The COVID-19 pandemic took away most of Young’s opportunities as a freshman.
Last year, he emerged as a key member of Brookville’s boys team, anchoring the 200 freestyle relay that also included Brookville students Brody Barto, Calvin Doolittle and Bay Harper that finished eighth at the PIAA Class 2A Swimming and Diving Championships with a time of 1:29.69.
“It was awesome to be a part of that, how they allowed me to become a part of that,” Young said. “It was really nice for me to be able to come in and be that extra piece and really help everyone achieve the same goal.”
Young has his sights set on returning from Bucknell University this year with even more medals.
He’s doing that by committing to his craft, in and out of the pool.
When Young isn’t putting in hours in the water, he’s lifting weights to make himself stronger.
“I think it’s worth it. That’s why I do it every day,” Young said. “At the end of the year, whenever you can say, ‘Hey, I broke these records. Hey, I was able to achieve this at the state meet,’ that’s why I do it. That’s why I’ve been doing all the work.”
Brookville coach Ray Doolittle said Young does nothing without a purpose.
“I watch him during practice and he’s always experimenting just a little bit with his hand position or his arm position or his head position, always looking to maximize power or to get just a little more out of his streamline,” Doolittle said. “It’s never just going through the motions. Every length, every set, every rep, every little nuance he can do with every aspect of his stroke — he’s working on it constantly.”
Young was a basketball player when he was a 9-year-old and decided he needed a change.
So, at the urging of his father, Steve, he joined the YMCA swim team at Clarion.
It didn’t take him long to realize swimming was going to be his sport.
As he improved markedly, he decided to focus on swimming year-round, traveling to Grove City during the offseason to continue to hone his skills.
But by the time he got to high school, North Clarion didn’t have its own team. With the co-op in place with Brookville, Young was curious to see what he could do with the Raiders.
What he found was a team that accepted him, as well as the other swimmers from other schools on the co-op.
“At first, everyone really doesn’t know each other and it kind of takes a week or two, but now it’s kind of like a family,” Young said. “The guy’s team is like a brotherly bond, and it’s great to learn about and meet all these new people from these different schools that I wouldn’t have met without the swim team.”
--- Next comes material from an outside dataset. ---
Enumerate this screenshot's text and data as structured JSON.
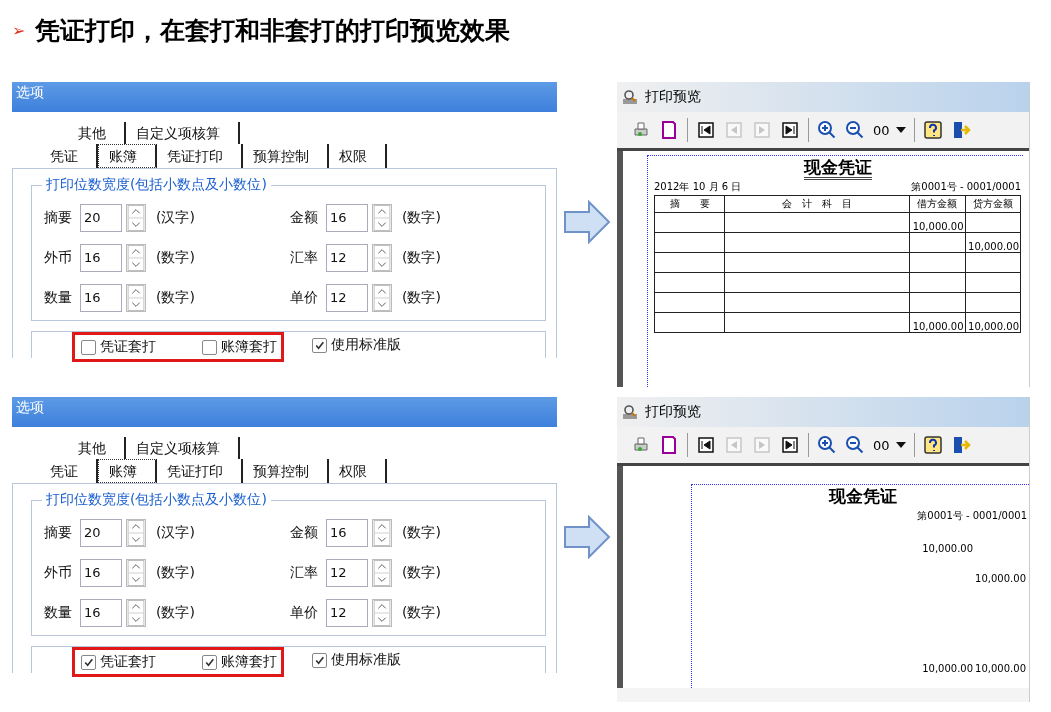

Young thinks the melding of swimmers from different schools in the co-op has become a distinct advantage for Brookville, which also opens its doors to independent swimmers from around District 9, like Evie Bliss from Union.
“It does because everyone is trying to get to know each other even more because they’re not at the same school,” Young said. “They’re trying to learn where you live, what you’re like as a person. It’s really gotten to make us as close-knit as you could be then if we were all from the same school.”
Doolittle has also facilitated that with the way he coaches the team.
“When they join Brookville swimming, they’re not even looked at as you’re the co-op kid, or you’re the co-op family, or you’re an outsider,” Doolittle said. “They become part of our family instantly. When they walk through the doors here, they’re not a North Clarion kid or a Clarion kid or a C-L kid anymore. They’re a Raider swimmer. They’re my swimmer and I’m their coach.”
Doolittle has seen a lot of swimmers come through the Brookville program. His own son, Calvin, was a standout and is now competing at Grove City College.
Young, though, is built a little different, especially when it has come to smashing records as a matter of routine.
“Usually kids are scratching and clawing and sometimes then even get within a couple of tenths of a second and then never quite crack it,” Doolittle said. “He just decided go after the 100 back and nailed it.
“What he did over at Clarion,” Doolittle added, “was out of this world for an eleventh-grade student.”
That’s why Doolittle hesitates to say what Young is capable of doing as the district and state meet rapidly approach.
“I don’t think I would ever want to make a prediction as far as what the ceiling is for Patrick in terms of his potential,” Doolittle said. “It’s just amazing. Whenever he starts thinking about a record, it’s like he’ll swim it once to see where he is at, then he’ll come back two weeks later having worked on whatever he needs to work on, he’ll say, ‘Give me another shot, coach,” and then, boom, it’s gone. He annihilates the record.
“So, if the trajectory of what he’s been doing in the breaststroke continues, even remotely, he could really make some serious noise at the state level.”
At this time of the year, swimmers aren’t supposed to be shaving so much time off their races.
But Young is, even with the heavy workload in the pool.
“He has a lot of accumulated fatigue from a lot of yardage and hard workouts on his muscles right now,” Doolittle said. “You’re not supposed to see the time drops that he has.
“I never take anything for granted,” Doolittle added. “but what we could potentially see at the state meet this year — it’s just really exciting to let my imagination go.”